One problem with an air chamber is that they can become filled with water and cease to function correctly. This can be corrected by periodically draining the entire water supply system, which will restore the air to the chambers. To recharge the air chambers:
- Shut off the main water valve to the home.
- Open the building’s uppermost water faucet.
- Drain all water from all pipes by opening the lowest water faucet, normally located in the front yard or the basement of a building. As the water drains out, air will flow into the system through the uppermost faucet, automatically adding air back into the air chambers.

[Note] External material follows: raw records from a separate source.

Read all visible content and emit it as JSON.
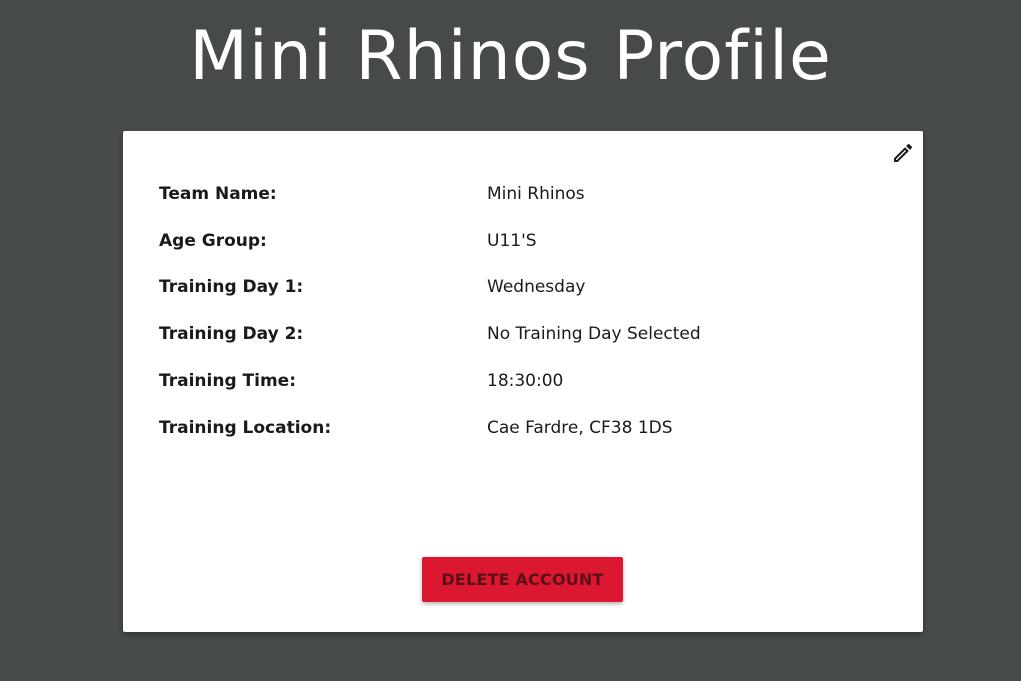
{
  "page": {
    "title": "Mini Rhinos Profile",
    "background_color": "#464a4a"
  },
  "profile": {
    "edit_icon": "pencil-icon",
    "fields": [
      {
        "label": "Team Name:",
        "value": "Mini Rhinos"
      },
      {
        "label": "Age Group:",
        "value": "U11'S"
      },
      {
        "label": "Training Day 1:",
        "value": "Wednesday"
      },
      {
        "label": "Training Day 2:",
        "value": "No Training Day Selected"
      },
      {
        "label": "Training Time:",
        "value": "18:30:00"
      },
      {
        "label": "Training Location:",
        "value": "Cae Fardre, CF38 1DS"
      }
    ],
    "delete_label": "DELETE ACCOUNT",
    "delete_color": "#dc1830"
  }
}
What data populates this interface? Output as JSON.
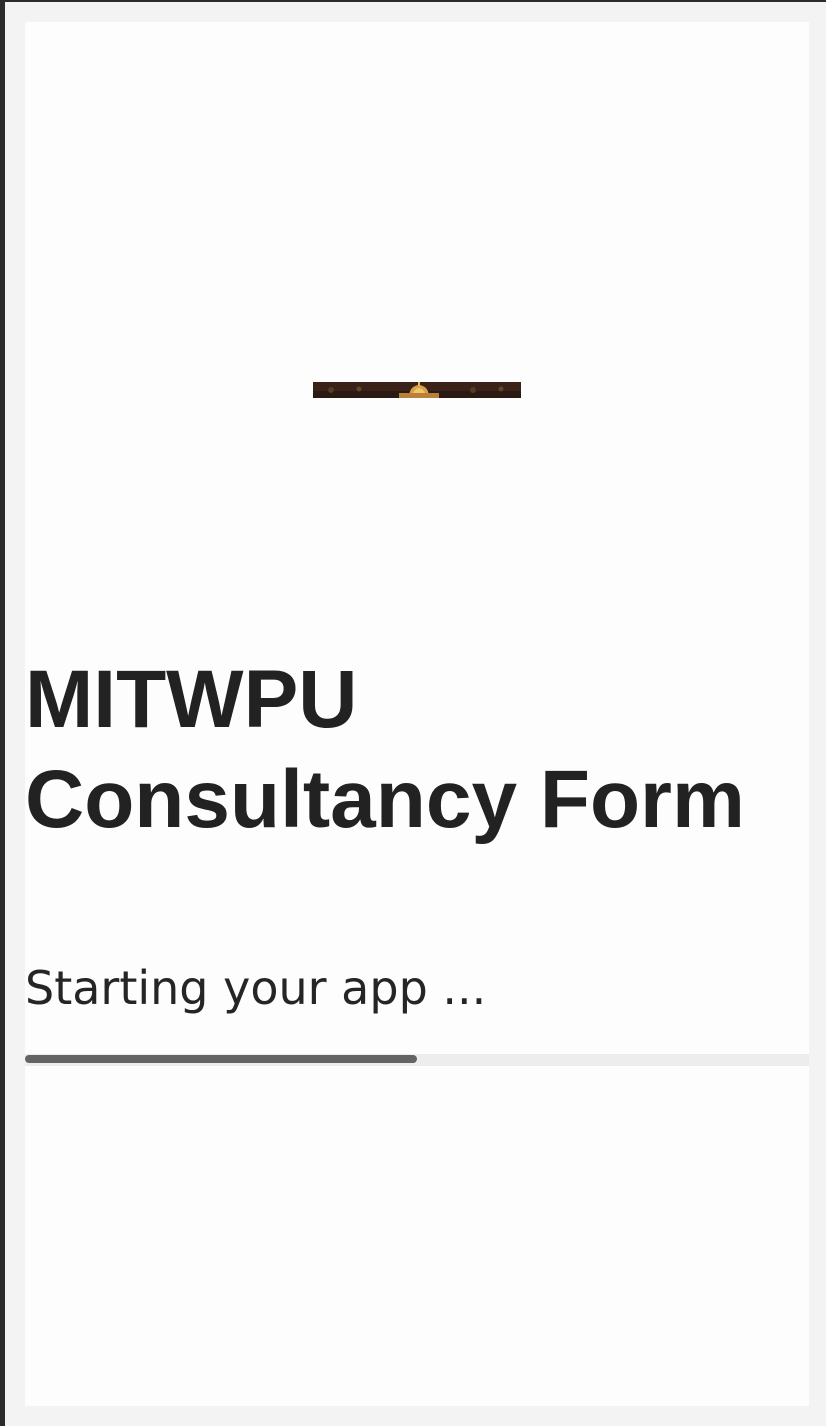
{
  "app": {
    "title_line1": "MITWPU",
    "title_line2": "Consultancy Form"
  },
  "status": {
    "loading_text": "Starting your app ..."
  },
  "progress": {
    "fraction": 0.5
  },
  "colors": {
    "title": "#222222",
    "progress_fill": "#646464",
    "progress_track": "#ededed"
  }
}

- Once water has stopped flowing from the lowest water faucet, turn it off, and open the main water valve. Keep the uppermost faucet open until water rises through the system and flows out its spout. Although the rest of the pipes will now be filled with water, the air chambers will remain full of air, restoring their shock-absorbing capacity.
On very rare occasions, air chambers can become clogged with minerals or other debris. They can be cleaned by removing the caps and scouring them out. Installing air chambers that are larger in diameter than the main plumbing lines can also help prevent clogging.
- Note: In some areas, building codes may rule out air chambers in favor of mechanical water arrestors or other methods.
Installing Mechanical Water Shock Arrestors
Mechanical water shock arrestors are a more sophisticated form of absorbing the shock from water hammer. They work well in situations where air chambers are impractical. Water arrestors are sealed units that contain a spring and air bladder that absorbs water movement to mitigate the effects of water hammer. They are the preferred alternative in commercial buildings and for high water pressure applications. Mechanical water arrestors do not need to be recharged like air chambers, but they will need to replaced at the end of their life cycle, when the inner springs and bladders wear out.
Water hammer arrestors can be integrated into utility sink faucets or washing machine valves. They usually have compression or screw-on fittings for easy installation.
Mechanical shock arrestors are manufactured to a nationally recognized standard from the Plumbing and Drainage Institute, known as PDI - WH201, which also includes a method of sizing these devices.
Install a Water-Pressure Regulator
Water hammer can also occur when the overall pressure of the main water pipe entering the building is too high. Normal water pressure runs between 40 and 60 psi (pounds per square inch), and above this, the high pressure could be the source of water hammer. Very high pressure above 100 psi can also damage appliances.
In this case, installing a water-pressure regulator can solve water hammer issues. Where possible, it's better to install the water-pressure regulator at the location where the main water supply enters the home rather than installing multiple air chambers, because the device also protects dishwashers, toilets, and other appliances and fixtures against high water pressure.
Start by testing water pressure to verify that it is higher than normal. After installing the water-pressure regulator at the main water supply entry, adjust the regulator to a pressure below 50 psi.